Your assignment →
Find every line in the listing below that includes the word "JSON", then give only how many there are.

Start of Extracted material

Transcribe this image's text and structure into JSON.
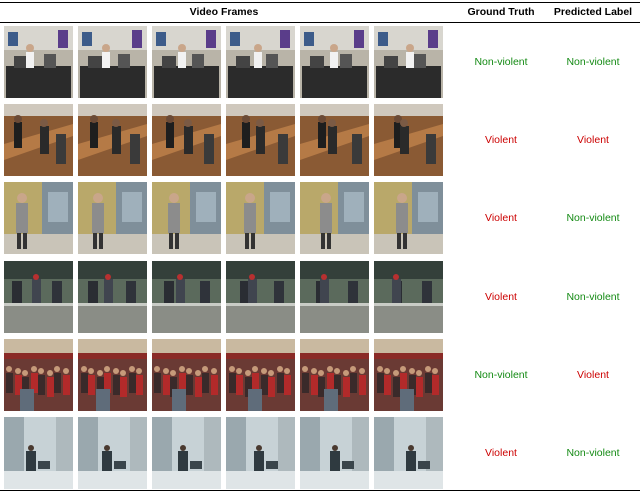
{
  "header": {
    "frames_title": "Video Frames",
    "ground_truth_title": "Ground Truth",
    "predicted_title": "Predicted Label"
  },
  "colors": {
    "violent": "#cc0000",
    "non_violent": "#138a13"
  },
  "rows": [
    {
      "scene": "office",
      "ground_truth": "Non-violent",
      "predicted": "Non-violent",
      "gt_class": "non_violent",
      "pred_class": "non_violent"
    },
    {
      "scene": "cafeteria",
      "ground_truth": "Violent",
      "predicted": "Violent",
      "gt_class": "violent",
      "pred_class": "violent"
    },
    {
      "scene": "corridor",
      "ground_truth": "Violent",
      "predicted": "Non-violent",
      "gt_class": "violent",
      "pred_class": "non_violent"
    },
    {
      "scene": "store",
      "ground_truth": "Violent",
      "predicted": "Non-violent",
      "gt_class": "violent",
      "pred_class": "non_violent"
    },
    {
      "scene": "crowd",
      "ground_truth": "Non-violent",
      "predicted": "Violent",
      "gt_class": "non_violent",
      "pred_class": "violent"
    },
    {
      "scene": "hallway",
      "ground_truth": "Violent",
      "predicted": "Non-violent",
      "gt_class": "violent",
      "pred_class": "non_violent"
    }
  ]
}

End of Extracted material
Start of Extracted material

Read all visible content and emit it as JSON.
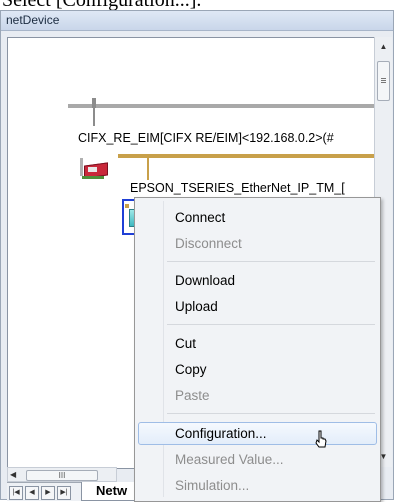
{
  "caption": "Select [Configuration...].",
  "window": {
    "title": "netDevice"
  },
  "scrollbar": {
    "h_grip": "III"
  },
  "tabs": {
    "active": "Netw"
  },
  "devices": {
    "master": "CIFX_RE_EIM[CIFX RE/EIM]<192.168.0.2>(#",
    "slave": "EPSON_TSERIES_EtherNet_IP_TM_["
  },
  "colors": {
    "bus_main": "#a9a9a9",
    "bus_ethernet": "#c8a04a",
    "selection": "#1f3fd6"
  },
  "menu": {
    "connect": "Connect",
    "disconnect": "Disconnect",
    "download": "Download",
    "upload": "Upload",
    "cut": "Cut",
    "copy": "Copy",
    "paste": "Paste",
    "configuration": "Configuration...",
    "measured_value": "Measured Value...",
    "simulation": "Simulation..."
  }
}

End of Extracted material

Written reply →
2